That, added Hamilton who now heads the Center on Congress at Indiana University, “has to be the model.” When you pass a major piece of legislation on a party-line vote, he said, “It makes it extremely difficult to implement the legislation effectively, because there are so many ways the opposition can interfere, disrupt, delay, or block the implementation of the legislation.” Certainly, that has been the case with health care. And it remains a threat even after Thursday’s Supreme Court ruling. Finding a way to win over some Republicans will be a major imperative after November’s election.
The White House, of course, howls in protest at any suggestion the president did not make a good-faith effort to enlist Republicans. Aides point to the much-ballyhooed seven-hour bipartisan health care “summit” at Blair House in February 2010 and to repeated invitations to Republicans to come on board. But the process was flawed from the beginning when the White House left the writing of the bill to Democrats, gave little support to the “Gang of 14” or the “Gang of Six”, and made it clear that there would be no give on medical-malpractice reform even though that could have wooed Republicans. And there was very little personal reaching out by the president to individual GOP members or senators.
But this Court decision, said former Democratic Rep. Tony Coelho, gives the president something he needed going into the election. “It makes him look strong and look like a leader,” he said. “It helps diminish the notion that it is a partisan political deal.” Coelho, who was in the House for 11 years representing a California district, was a House staffer when Medicare passed. He places the blame for the lack of Republican votes on the 2010 health care law on the early decision by GOP leaders to oppose anything the president offered. “Today’s leadership has a hard time cutting deals with Democrats,” he said.

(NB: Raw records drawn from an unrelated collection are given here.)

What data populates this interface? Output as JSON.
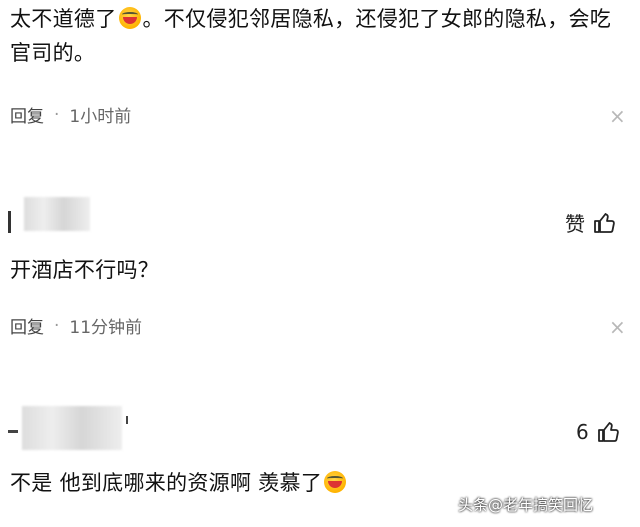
{
  "comments": [
    {
      "text_a": "太不道德了",
      "text_b": "。不仅侵犯邻居隐私，还侵犯了女郎的隐私，会吃官司的。",
      "reply_label": "回复",
      "dot": "·",
      "time": "1小时前",
      "close": "×"
    },
    {
      "like_label": "赞",
      "text": "开酒店不行吗？",
      "reply_label": "回复",
      "dot": "·",
      "time": "11分钟前",
      "close": "×"
    },
    {
      "like_count": "6",
      "text": "不是 他到底哪来的资源啊 羡慕了"
    }
  ],
  "icons": {
    "emoji": "laughing-crying-emoji",
    "like": "thumbs-up-icon",
    "close": "close-icon"
  },
  "watermark": "头条@老年搞笑回忆"
}
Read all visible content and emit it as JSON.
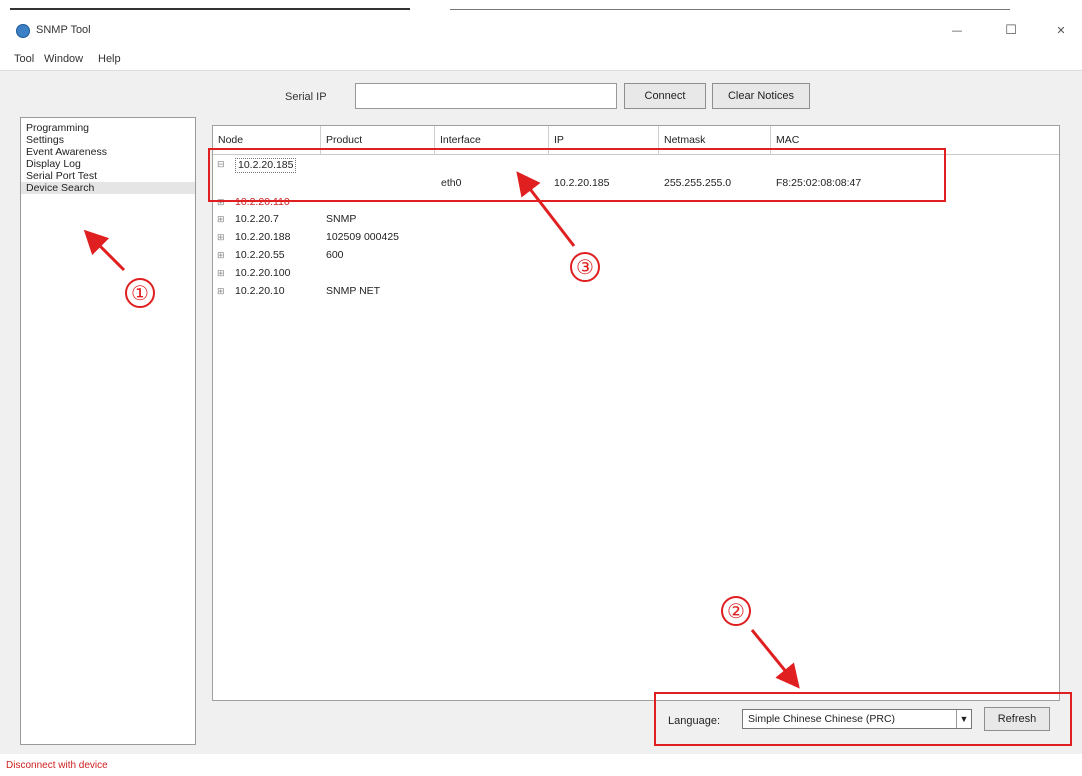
{
  "window": {
    "title": "SNMP Tool",
    "minimize": "—",
    "maximize": "☐",
    "close": "✕"
  },
  "menu": [
    "Tool",
    "Window",
    "Help"
  ],
  "toolbar": {
    "serial_label": "Serial IP",
    "serial_value": "",
    "connect_label": "Connect",
    "clear_label": "Clear Notices"
  },
  "sidebar": {
    "items": [
      {
        "label": "Programming"
      },
      {
        "label": "Settings"
      },
      {
        "label": "Event Awareness"
      },
      {
        "label": "Display Log"
      },
      {
        "label": "Serial Port Test"
      },
      {
        "label": "Device Search",
        "selected": true
      }
    ]
  },
  "grid": {
    "columns": [
      "Node",
      "Product",
      "Interface",
      "IP",
      "Netmask",
      "MAC"
    ],
    "rows": [
      {
        "node": "10.2.20.185",
        "product": "",
        "style": "first"
      },
      {
        "node": "10.2.20.110",
        "product": "",
        "style": "red"
      },
      {
        "node": "10.2.20.7",
        "product": "SNMP",
        "style": "normal"
      },
      {
        "node": "10.2.20.188",
        "product": "102509 000425",
        "style": "normal"
      },
      {
        "node": "10.2.20.55",
        "product": "600",
        "style": "normal"
      },
      {
        "node": "10.2.20.100",
        "product": "",
        "style": "normal"
      },
      {
        "node": "10.2.20.10",
        "product": "SNMP NET",
        "style": "normal"
      }
    ],
    "detail": {
      "interface": "eth0",
      "ip": "10.2.20.185",
      "netmask": "255.255.255.0",
      "mac": "F8:25:02:08:08:47"
    }
  },
  "bottom": {
    "language_label": "Language:",
    "language_value": "Simple Chinese Chinese (PRC)",
    "refresh_label": "Refresh"
  },
  "status": {
    "text": "Disconnect with device"
  },
  "annotations": {
    "one": "①",
    "two": "②",
    "three": "③"
  },
  "colors": {
    "annotation": "#e02020",
    "status_text": "#d02020"
  }
}
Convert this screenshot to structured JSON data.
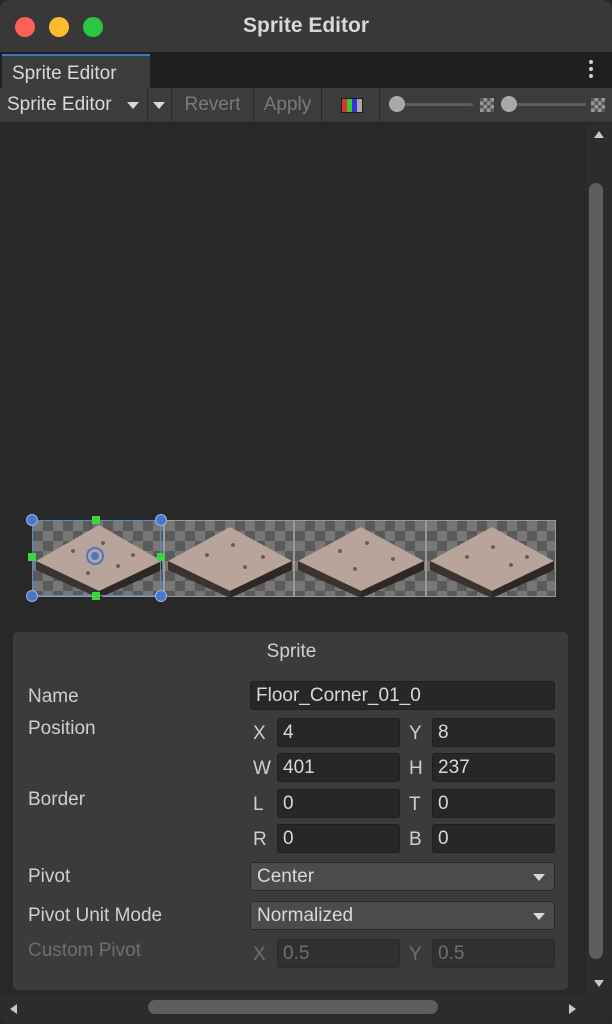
{
  "window": {
    "title": "Sprite Editor"
  },
  "tab": {
    "label": "Sprite Editor"
  },
  "toolbar": {
    "mode_label": "Sprite Editor",
    "revert_label": "Revert",
    "apply_label": "Apply"
  },
  "inspector": {
    "title": "Sprite",
    "name_label": "Name",
    "name_value": "Floor_Corner_01_0",
    "position_label": "Position",
    "position": {
      "x_label": "X",
      "x": "4",
      "y_label": "Y",
      "y": "8",
      "w_label": "W",
      "w": "401",
      "h_label": "H",
      "h": "237"
    },
    "border_label": "Border",
    "border": {
      "l_label": "L",
      "l": "0",
      "t_label": "T",
      "t": "0",
      "r_label": "R",
      "r": "0",
      "b_label": "B",
      "b": "0"
    },
    "pivot_label": "Pivot",
    "pivot_value": "Center",
    "pivot_unit_label": "Pivot Unit Mode",
    "pivot_unit_value": "Normalized",
    "custom_pivot_label": "Custom Pivot",
    "custom_pivot": {
      "x_label": "X",
      "x": "0.5",
      "y_label": "Y",
      "y": "0.5"
    }
  },
  "sprites": [
    {
      "selected": true
    },
    {
      "selected": false
    },
    {
      "selected": false
    },
    {
      "selected": false
    }
  ],
  "colors": {
    "accent": "#3a79bb",
    "selection": "#5a86d8",
    "handle_green": "#3ad63a",
    "tile_top": "#b8a49a"
  },
  "icons": [
    "close-window-icon",
    "minimize-window-icon",
    "maximize-window-icon",
    "kebab-menu-icon",
    "dropdown-arrow-icon",
    "color-channel-icon",
    "zoom-slider-icon",
    "alpha-checker-icon",
    "scroll-arrow-icon"
  ]
}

Now, because of the Supreme Court, the pressure shifts back to Republicans to explain why they want to repeal a measure that the Court has judged to be constitutional and that offers some attractive things to voters. And the opportunity is there for Democrats to show skeptical voters – especially those crucial independents who now may be willing to take a second look – that there is something in this law for them.